A new prime minister, new parties in power, the first coalition government in 70 years... it's a significant day in news, so how do the papers lend sufficient gravitas to the situation?
Set your dust covers to stand-by.
The Express goes for that tried and trusted technique of filling the front page with just a picture and a headline, while the Daily Telegraph plays its headline-in-whopping-point-size tactic, which it deployed with such effect in last year's expenses expose.
Still too subtle? The Sun spells it out by branding today's offering an "historic edition". If, like Paper Monitor, you like to squirrel away editions of newspapers that mark significant events, in the doubtless deluded belief that future generations will be interested - you might be interested to know what the Sun has done that marks it out as THE one to keep from today's crop.
Frankly, it's a bit difficult to see. Inside it republishes (in thumbnail form) its election day front page take on the Obama hope poster - in which David Cameron was substituted for the then-US senator. And there's a "victory" version of the poster as well - but again, it's no bigger than a postage stamp.

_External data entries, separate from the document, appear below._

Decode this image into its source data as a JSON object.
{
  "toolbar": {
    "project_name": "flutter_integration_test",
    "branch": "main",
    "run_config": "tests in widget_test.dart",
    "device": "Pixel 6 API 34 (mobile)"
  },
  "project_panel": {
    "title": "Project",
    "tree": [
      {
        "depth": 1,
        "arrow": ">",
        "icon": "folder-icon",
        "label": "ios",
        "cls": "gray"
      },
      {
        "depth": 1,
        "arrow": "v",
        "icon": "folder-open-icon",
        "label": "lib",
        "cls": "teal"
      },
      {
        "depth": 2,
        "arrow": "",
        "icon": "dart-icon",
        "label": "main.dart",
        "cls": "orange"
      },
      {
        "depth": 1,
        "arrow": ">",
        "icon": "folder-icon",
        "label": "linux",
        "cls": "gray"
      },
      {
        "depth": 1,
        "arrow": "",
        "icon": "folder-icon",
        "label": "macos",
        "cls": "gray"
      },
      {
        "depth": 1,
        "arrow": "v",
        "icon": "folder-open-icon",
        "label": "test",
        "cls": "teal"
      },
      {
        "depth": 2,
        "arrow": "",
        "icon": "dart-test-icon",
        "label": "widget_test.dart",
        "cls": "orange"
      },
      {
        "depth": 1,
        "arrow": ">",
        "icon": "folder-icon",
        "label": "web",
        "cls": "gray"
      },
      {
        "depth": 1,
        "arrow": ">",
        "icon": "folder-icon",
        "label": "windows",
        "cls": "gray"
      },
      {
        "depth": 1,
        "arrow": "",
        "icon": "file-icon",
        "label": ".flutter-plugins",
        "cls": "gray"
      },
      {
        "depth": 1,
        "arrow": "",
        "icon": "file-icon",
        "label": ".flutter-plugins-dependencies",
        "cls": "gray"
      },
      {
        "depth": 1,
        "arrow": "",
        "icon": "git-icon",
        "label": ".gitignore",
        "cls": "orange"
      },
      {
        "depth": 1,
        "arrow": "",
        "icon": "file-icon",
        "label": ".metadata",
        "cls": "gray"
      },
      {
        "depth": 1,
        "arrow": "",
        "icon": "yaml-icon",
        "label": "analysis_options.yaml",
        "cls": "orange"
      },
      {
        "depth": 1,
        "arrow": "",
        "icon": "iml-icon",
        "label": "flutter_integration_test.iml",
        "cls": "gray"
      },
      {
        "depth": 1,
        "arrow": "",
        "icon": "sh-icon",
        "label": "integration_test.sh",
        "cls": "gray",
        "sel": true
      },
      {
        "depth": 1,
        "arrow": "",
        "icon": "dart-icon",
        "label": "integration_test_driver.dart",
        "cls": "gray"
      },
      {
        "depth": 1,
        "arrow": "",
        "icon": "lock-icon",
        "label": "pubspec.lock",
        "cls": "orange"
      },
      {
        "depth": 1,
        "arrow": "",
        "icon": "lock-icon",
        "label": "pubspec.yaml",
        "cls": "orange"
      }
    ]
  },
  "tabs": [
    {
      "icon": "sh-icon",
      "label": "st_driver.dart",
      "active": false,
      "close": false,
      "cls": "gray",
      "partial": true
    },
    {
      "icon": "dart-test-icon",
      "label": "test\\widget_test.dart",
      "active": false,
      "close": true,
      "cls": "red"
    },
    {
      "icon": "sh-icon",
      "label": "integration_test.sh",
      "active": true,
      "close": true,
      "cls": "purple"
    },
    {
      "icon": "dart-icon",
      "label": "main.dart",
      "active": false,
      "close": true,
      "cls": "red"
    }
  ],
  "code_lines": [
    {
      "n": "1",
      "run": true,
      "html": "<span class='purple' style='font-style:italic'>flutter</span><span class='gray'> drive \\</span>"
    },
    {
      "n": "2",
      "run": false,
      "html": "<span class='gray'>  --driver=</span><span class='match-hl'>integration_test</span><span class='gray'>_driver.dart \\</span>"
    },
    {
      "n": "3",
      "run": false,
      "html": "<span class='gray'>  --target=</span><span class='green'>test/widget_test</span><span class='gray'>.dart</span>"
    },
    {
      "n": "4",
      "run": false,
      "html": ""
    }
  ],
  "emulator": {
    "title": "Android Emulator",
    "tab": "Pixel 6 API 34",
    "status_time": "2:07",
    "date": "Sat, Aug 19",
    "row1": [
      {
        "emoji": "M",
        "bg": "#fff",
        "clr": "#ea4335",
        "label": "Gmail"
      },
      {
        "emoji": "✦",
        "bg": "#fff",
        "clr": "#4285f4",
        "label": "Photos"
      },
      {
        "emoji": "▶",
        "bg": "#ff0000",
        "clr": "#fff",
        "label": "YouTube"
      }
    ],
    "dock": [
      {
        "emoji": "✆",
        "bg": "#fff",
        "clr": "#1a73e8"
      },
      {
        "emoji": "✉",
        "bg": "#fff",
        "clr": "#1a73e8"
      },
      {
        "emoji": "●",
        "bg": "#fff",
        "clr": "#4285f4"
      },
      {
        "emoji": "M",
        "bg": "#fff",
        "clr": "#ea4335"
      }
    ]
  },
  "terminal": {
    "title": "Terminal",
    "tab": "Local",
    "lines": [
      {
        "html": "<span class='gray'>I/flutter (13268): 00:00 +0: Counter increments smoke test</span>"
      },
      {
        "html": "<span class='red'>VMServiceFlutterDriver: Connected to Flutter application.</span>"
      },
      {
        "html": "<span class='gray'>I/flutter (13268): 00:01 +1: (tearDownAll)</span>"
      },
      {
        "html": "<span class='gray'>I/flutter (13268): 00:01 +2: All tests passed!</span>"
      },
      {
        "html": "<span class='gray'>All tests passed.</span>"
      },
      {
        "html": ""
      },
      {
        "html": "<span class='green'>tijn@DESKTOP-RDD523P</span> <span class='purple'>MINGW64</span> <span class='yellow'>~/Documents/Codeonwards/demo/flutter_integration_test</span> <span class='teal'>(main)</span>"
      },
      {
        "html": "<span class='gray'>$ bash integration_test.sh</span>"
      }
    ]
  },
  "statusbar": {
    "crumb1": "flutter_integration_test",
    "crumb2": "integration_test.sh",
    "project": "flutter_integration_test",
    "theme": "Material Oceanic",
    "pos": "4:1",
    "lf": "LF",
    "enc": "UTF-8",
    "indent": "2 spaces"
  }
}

There are columns, from David Blunkett, Dr Irwin Steltzer and Lorraine Kelly... but that's hardly souvenir stuff. Maybe, just maybe, they are hiding something in the centre pages - a pull-out-and-keep pic of David and Samantha at the door of No 10. Nope, it's just a gatefold ad for Sky+.
The Independent does the David Cameron life story across three pages, and the Clegg biography across two - both with requisite family snaps of the leaders as children and as fresh-faced students.
In fact, if it's special, souvenir, keep this for the grandkids type stuff that you are after, the Daily Mirror is the only paper to come up trumps - with an eight-page pull-out "tribute" to Gordon Brown.
One dust cover, at least, will not go disappointed.